Record excerpts —
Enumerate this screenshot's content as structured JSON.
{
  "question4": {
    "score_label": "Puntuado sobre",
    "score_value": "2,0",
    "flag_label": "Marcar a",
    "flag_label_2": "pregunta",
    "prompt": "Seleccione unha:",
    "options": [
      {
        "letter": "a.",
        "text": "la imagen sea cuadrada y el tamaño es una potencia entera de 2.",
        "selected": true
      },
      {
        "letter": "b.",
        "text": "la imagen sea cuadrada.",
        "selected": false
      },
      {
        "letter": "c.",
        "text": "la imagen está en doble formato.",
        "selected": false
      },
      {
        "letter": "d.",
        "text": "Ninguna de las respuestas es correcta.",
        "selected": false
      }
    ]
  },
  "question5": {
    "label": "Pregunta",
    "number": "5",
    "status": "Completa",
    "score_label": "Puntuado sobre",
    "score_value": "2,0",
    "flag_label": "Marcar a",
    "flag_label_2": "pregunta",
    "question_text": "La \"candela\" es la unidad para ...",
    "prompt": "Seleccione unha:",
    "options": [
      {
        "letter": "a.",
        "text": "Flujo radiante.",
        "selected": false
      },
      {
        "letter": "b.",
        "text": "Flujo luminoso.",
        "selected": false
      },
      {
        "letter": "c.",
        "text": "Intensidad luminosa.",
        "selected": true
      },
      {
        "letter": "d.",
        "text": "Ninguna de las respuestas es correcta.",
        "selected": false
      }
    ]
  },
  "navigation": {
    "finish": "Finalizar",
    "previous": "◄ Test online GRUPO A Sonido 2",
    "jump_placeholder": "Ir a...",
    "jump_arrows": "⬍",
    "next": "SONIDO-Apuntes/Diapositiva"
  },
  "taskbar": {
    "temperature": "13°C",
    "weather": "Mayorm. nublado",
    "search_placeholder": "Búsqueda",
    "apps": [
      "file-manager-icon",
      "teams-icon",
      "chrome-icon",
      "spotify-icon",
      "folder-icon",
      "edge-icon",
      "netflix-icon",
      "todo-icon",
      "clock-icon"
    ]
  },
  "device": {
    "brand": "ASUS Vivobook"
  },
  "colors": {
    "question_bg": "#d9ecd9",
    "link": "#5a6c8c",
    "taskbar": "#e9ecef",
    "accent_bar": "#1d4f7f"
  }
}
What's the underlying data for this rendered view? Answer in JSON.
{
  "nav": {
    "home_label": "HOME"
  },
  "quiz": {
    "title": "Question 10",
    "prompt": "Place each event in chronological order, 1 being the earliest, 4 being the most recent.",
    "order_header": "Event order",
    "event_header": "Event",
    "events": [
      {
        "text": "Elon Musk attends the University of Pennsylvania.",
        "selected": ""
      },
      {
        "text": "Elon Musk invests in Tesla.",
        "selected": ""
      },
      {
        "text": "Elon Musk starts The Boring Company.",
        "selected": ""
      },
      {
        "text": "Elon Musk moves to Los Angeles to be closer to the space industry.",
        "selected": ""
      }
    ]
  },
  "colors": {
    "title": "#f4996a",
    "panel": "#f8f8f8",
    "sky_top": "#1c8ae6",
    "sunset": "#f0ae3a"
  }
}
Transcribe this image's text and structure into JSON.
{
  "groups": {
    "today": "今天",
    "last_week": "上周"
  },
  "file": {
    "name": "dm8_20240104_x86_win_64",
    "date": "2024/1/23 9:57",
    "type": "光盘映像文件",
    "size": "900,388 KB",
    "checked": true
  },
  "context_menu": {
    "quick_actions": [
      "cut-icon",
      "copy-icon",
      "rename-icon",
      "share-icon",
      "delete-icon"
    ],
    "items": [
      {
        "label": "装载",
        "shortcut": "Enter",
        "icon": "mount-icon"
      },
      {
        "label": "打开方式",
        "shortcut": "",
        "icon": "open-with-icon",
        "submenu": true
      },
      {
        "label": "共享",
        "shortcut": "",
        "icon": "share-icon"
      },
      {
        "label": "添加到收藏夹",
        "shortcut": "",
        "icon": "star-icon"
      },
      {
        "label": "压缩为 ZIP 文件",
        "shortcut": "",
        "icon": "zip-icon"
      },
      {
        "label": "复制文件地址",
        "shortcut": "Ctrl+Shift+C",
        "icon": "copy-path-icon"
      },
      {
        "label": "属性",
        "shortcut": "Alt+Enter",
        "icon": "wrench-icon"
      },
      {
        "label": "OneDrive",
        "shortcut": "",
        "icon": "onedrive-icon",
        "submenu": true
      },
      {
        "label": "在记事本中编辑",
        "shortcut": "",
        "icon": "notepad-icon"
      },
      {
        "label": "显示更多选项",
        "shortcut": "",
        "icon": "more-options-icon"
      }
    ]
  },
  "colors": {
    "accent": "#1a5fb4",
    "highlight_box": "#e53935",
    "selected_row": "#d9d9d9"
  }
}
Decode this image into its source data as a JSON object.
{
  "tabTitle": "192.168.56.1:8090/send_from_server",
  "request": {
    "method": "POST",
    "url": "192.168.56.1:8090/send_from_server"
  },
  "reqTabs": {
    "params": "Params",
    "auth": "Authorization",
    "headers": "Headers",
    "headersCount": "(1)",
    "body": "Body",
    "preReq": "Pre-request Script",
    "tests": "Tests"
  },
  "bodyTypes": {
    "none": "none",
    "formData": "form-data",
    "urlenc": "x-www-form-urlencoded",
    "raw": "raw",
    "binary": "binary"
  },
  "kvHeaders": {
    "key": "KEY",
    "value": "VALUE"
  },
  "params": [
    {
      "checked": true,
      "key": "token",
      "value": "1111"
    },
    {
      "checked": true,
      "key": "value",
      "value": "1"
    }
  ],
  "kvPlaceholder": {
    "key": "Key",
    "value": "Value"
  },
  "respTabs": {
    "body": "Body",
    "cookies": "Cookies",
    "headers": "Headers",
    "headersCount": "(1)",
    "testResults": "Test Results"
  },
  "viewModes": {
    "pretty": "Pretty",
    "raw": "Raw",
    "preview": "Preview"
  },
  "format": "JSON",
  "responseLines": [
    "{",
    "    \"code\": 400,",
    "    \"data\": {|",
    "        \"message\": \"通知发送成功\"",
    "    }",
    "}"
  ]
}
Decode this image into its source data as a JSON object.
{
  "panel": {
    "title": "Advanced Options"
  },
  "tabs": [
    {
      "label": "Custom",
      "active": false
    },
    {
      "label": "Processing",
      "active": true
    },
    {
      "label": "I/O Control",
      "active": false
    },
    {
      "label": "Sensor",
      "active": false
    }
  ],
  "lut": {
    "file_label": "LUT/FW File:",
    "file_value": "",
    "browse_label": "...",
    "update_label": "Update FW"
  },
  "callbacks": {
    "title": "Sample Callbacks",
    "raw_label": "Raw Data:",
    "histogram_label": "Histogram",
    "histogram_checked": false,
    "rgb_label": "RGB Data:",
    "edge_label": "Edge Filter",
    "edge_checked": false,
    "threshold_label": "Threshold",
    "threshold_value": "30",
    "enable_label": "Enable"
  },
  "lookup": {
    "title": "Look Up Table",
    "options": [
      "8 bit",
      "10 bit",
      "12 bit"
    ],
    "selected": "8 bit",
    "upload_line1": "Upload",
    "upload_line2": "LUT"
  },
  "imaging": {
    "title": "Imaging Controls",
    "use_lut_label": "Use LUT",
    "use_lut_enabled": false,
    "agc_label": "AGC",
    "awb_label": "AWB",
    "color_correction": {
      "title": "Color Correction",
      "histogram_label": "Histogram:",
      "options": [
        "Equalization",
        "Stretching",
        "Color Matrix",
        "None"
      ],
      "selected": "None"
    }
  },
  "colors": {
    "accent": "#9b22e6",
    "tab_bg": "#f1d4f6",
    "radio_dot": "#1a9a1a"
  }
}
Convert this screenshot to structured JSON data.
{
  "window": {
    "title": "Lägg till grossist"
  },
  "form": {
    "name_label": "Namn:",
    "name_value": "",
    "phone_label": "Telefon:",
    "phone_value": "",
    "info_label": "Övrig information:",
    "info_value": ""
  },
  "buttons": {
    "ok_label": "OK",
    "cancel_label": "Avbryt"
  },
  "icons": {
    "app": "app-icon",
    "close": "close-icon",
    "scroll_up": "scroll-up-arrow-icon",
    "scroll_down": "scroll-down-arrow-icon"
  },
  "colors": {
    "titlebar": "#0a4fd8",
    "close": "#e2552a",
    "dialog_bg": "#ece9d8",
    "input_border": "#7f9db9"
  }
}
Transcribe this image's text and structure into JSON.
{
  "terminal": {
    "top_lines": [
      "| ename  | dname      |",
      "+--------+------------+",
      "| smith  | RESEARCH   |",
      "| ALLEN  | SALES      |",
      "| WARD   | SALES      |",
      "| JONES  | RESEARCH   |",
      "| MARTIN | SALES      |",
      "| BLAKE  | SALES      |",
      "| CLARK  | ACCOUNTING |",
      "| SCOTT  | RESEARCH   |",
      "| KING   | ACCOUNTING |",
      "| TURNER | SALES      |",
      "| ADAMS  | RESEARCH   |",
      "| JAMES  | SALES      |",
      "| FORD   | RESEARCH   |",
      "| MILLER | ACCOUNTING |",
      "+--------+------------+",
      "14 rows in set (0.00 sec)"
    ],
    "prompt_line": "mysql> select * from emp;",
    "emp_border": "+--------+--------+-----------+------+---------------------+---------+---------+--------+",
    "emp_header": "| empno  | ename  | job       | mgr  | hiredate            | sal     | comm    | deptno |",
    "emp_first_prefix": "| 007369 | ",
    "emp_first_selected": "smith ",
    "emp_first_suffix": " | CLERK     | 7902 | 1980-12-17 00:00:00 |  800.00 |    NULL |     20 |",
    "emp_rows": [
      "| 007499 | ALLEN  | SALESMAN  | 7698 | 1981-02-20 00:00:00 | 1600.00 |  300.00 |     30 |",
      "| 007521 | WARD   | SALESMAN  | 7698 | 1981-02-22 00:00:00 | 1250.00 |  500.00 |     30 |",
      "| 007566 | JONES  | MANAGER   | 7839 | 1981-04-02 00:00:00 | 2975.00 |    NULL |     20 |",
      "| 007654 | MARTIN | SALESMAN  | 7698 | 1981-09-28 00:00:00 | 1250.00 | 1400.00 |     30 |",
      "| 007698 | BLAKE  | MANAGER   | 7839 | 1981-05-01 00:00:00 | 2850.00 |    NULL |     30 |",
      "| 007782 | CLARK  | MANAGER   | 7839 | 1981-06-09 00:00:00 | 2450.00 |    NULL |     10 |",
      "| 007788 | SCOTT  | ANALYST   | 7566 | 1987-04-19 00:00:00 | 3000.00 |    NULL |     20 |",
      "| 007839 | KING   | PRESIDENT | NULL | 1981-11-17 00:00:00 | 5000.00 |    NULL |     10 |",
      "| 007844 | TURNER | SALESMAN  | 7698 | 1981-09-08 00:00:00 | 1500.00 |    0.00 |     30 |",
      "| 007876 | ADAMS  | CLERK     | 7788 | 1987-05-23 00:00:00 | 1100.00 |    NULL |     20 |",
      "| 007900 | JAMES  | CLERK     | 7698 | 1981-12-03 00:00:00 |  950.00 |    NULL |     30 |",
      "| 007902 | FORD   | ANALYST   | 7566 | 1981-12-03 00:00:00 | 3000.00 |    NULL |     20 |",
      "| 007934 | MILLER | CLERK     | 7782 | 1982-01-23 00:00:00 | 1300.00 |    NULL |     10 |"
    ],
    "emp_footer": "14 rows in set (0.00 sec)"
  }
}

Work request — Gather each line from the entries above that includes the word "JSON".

Answer for this exercise —
Enumerate this screenshot's content as structured JSON.
What's the underlying data for this rendered view? Answer in JSON.
Transcribe this image's text and structure into JSON.
Decode this image into its source data as a JSON object.
  "format": "JSON",
Decode this image into its source data as a JSON object.
Convert this screenshot to structured JSON data.
Transcribe this image's text and structure into JSON.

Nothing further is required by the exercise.